When Delhi stood up for Jessica
For the first time the nation witnessed the middle-class involve themselves in the process of getting justice for an individual, reports Harish V Nair.india Updated: Dec 19, 2006 02:01 IST
Jessica was shot point-blank in the presence of at least one hundred guests at the Tamarind Court party. Yet the killer walked scot-free 10 months ago.
The reason is not far to seek. When the case reached the court there were “no witnesses” to the incident. Almost all of them had been coerced and threatened not to divulge what they had seen and evidence was tampered with.
The acquittal shook the public conscience to the core. It brought into sharp focus a number of issues ailing our legal system and people realized how easy it is for the rich and powerful to get away with anything. Key accused Manu Sharma and accomplice Vikas Yadav were sons of powerful politicians who had influenced the police investigations and the trial.

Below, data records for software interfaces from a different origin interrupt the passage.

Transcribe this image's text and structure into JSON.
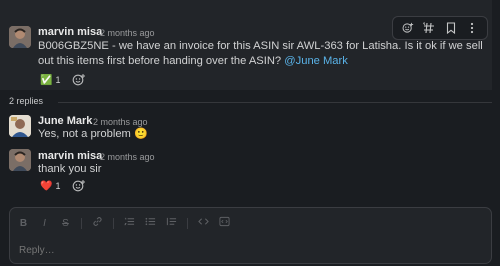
{
  "thread": {
    "parent": {
      "author": "marvin misa",
      "time": "2 months ago",
      "text": "B006GBZ5NE - we have an invoice for this ASIN sir AWL-363 for Latisha. Is it ok if we sell out this items first before handing over the ASIN?",
      "mention": "@June Mark",
      "reaction": {
        "emoji": "✅",
        "count": "1"
      }
    },
    "replies_label": "2 replies",
    "replies": [
      {
        "author": "June Mark",
        "time": "2 months ago",
        "text": "Yes, not a problem",
        "emoji": "🙂"
      },
      {
        "author": "marvin misa",
        "time": "2 months ago",
        "text": "thank you sir",
        "reaction": {
          "emoji": "❤️",
          "count": "1"
        }
      }
    ]
  },
  "toolbar": {
    "icons": [
      "add-reaction-icon",
      "hash-icon",
      "bookmark-icon",
      "more-icon"
    ],
    "labels": [
      "☺",
      "#",
      "▯",
      "⋮"
    ]
  },
  "composer": {
    "placeholder": "Reply…",
    "format_buttons": [
      "B",
      "I",
      "S"
    ],
    "format_icons": [
      "link-icon",
      "ordered-list-icon",
      "bullet-list-icon",
      "quote-icon",
      "code-icon",
      "code-block-icon"
    ]
  }
}
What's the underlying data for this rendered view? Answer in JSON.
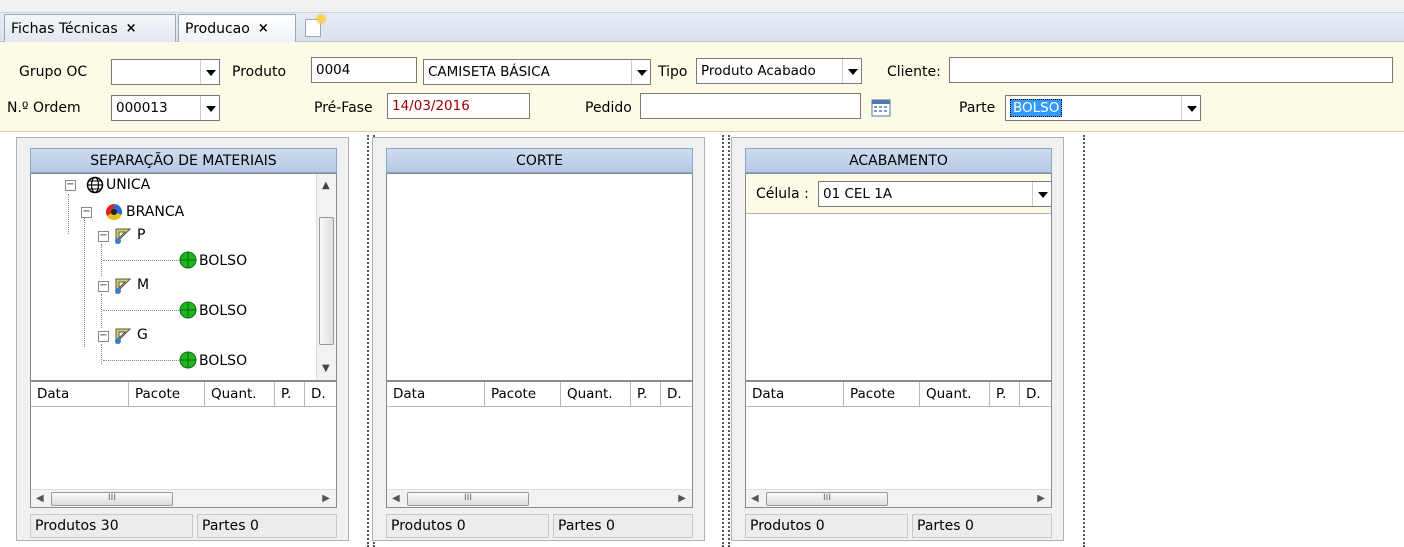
{
  "tabs": [
    {
      "label": "Fichas Técnicas"
    },
    {
      "label": "Producao"
    }
  ],
  "tab_close": "×",
  "form": {
    "grupo_oc_label": "Grupo OC",
    "grupo_oc_value": "",
    "produto_label": "Produto",
    "produto_code": "0004",
    "produto_name": "CAMISETA BÁSICA",
    "tipo_label": "Tipo",
    "tipo_value": "Produto Acabado",
    "cliente_label": "Cliente:",
    "cliente_value": "",
    "ordem_label": "N.º Ordem",
    "ordem_value": "000013",
    "prefase_label": "Pré-Fase",
    "prefase_value": "14/03/2016",
    "pedido_label": "Pedido",
    "pedido_value": "",
    "parte_label": "Parte",
    "parte_value": "BOLSO"
  },
  "panels": [
    {
      "title": "SEPARAÇÃO DE MATERIAIS",
      "produtos_label": "Produtos",
      "produtos_value": "30",
      "partes_label": "Partes",
      "partes_value": "0"
    },
    {
      "title": "CORTE",
      "produtos_label": "Produtos",
      "produtos_value": "0",
      "partes_label": "Partes",
      "partes_value": "0"
    },
    {
      "title": "ACABAMENTO",
      "produtos_label": "Produtos",
      "produtos_value": "0",
      "partes_label": "Partes",
      "partes_value": "0",
      "celula_label": "Célula :",
      "celula_value": "01 CEL 1A"
    }
  ],
  "grid_columns": [
    "Data",
    "Pacote",
    "Quant.",
    "P.",
    "D."
  ],
  "scroll_thumb_grip": "III",
  "tree": {
    "root": "UNICA",
    "color": "BRANCA",
    "sizes": [
      {
        "size": "P",
        "part": "BOLSO"
      },
      {
        "size": "M",
        "part": "BOLSO"
      },
      {
        "size": "G",
        "part": "BOLSO"
      }
    ]
  },
  "colors": {
    "accent": "#3399ff",
    "form_bg": "#fdfbe6",
    "header_blue": "#b5c8e4",
    "date_red": "#a00000"
  }
}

The outpour of outrage was spontaneous. For the first time the nation witnessed the middle-class involve themselves in the process of getting justice for an individual. Thousands e-mailed and sms-ed their protest on petitions to every office of consequence, including the Chief Minister, Prime Minister and the President and others seeking remedies for the miscarriage of justice. There were demonstrations and candle light vigils.
"The Jessica verdict was an eye-opener and the public outrage only shows that the Indian public will no longer remain silent spectators to police sluggishness and shoddy trial. Everything is going to be under the public scanner,” Justice VS Mallimath, famous for his recommendations on reforming criminal justice system, told the Hindustan Times.
A poll conducted by the Hindustan Times immediately after the acquittals showed that on a scale of 1 to 10, the public's faith in law enforcement in India was about 2.7. The police was initially hesitant to challenge the acquittals. But eventually bowed to the public pressure and filed an appeal in the Delhi High Court.
The wave of outrage had its effect on the trial of other pending high-profile cases. After a similar campaign for justice, the CBI brought the appeal in the Priyadarshini Mattoo murder case out of a six-year cold storage. The High Court fast-tracked the hearing and sentenced lawyer Santosh Kumar Singh to death. Bharti Yadav, a key witness in the Nitish Katara murder case, had been evading the court for two years. She finally flew down from UK and testified after a public outcry.
Relatives of the victims of the Uphaar fire tragedy also made used of the charged atmosphere. Acting on their petition, the High Court ordered a fresh probe into tampering of evidence by the trial court staff. “It seems the new criminal justice rules are being authored by Jessica Lall posthumously”, this remark by Vikas Yadav’s lawyer sums up the existing mood.
First Published: Dec 19, 2006 02:01 IST